When he sees a policeman beating a woman trying to protect her baby, Simeon suddenly recognizes the stone face of racism he knows from America in the officer’s eyes, and he jumps to aid the woman, beating the police officer. This moment marks a significant personal victory for him—after he and thousands of Algerians are rounded up and thrown in a stadium like cattle, he reflects: “What would happen to him? He did not care. . . . That didn’t matter; what mattered was that he had struck at the face.” By finally standing up in the Algerian demonstration to the face of racism that had tortured his life, Simeon is able to confront the feeling of duty which troubles him throughout the novel: he decides to give up what was for him a guilt-ridden separation from American racial inequality in France and return to the United States to fight for justice. Smith himself actually went on to work as a news correspondent and editor in Ghana, spent some time in Algeria, and finally moved back to join the Civil Rights movement in the United States, mirroring and expanding Simeon’s trajectory.
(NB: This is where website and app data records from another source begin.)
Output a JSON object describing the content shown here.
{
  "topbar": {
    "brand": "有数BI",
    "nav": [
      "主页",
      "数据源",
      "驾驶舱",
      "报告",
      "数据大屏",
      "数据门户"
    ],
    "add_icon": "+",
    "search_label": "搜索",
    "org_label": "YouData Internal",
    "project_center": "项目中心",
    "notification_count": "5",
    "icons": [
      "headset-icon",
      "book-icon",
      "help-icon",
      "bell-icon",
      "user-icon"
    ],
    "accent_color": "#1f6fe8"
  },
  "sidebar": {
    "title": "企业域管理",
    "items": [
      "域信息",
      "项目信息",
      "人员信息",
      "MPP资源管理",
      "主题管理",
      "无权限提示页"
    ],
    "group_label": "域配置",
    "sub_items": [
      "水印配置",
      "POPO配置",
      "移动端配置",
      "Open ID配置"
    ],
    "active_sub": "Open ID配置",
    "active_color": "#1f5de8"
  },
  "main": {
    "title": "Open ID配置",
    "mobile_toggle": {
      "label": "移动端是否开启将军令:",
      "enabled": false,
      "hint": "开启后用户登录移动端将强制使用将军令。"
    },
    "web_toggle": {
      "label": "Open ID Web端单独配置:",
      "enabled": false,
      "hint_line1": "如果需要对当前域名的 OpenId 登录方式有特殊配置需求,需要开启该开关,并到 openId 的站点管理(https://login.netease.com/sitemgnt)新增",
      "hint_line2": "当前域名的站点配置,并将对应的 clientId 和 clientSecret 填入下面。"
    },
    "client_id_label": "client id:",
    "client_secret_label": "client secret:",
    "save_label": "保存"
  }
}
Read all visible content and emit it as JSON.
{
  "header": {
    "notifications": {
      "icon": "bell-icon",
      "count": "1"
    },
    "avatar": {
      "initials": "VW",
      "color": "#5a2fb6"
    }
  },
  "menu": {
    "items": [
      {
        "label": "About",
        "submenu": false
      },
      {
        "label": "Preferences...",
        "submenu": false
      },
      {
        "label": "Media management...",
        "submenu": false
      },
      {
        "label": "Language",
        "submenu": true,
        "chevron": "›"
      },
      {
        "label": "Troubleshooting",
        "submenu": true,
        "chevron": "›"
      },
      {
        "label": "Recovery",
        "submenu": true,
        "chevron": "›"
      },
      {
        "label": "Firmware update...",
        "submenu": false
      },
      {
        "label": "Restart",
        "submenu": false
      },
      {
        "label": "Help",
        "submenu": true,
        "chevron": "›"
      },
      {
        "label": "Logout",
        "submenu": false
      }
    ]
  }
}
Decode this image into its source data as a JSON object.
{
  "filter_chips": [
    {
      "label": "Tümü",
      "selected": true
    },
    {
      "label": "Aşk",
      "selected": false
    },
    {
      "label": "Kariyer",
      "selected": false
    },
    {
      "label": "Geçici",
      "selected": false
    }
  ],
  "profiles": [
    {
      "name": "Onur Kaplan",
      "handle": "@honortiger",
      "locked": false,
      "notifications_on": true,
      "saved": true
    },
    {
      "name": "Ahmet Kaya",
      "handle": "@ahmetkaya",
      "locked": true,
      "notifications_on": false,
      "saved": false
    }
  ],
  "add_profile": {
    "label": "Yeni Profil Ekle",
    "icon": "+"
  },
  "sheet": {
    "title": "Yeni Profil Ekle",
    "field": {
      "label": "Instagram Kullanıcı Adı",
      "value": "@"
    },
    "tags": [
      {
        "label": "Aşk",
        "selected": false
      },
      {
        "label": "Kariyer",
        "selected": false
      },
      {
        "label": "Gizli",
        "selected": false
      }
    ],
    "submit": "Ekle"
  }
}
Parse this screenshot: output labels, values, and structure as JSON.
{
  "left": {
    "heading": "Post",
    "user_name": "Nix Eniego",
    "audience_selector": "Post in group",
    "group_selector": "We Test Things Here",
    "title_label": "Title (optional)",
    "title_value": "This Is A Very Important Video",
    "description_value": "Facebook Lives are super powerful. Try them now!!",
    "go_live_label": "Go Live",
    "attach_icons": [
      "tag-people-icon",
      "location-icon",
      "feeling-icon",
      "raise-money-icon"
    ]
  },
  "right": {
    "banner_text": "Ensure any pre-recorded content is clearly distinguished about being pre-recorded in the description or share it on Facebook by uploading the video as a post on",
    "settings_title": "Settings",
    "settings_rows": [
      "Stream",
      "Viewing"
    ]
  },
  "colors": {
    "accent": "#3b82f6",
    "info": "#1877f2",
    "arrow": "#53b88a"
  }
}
Inspired by the activism he met abroad, Simeon’s return to the United States after participating in and documenting the October 17, 1961 massacre is just one testament to the many strengths of international solidarity and exchange between social justice and independence movements. As Smith would likely have been the first to point out, however, solidarity movements are not without flaws and many layers of nuance. Often, as Smith’s novel shows, this results in the reductive tendency to compare levels of oppression between groups as a competition rather than showing up where it is most needed regardless of personal benefit. This indicates a failure of solidarity and ignores the complexity of context and legacies of Atlantic slavery, imperialism, and settler-colonialism which cannot be compared. Instead, understanding the connections between these oppressive mechanisms is important in order to begin the work of their dismantling. While there is much to improve in how we support each other at home and across the globe, Smith’s novel reminds us of the immense power in solidarity and our duty to always rise up for justice and freedom.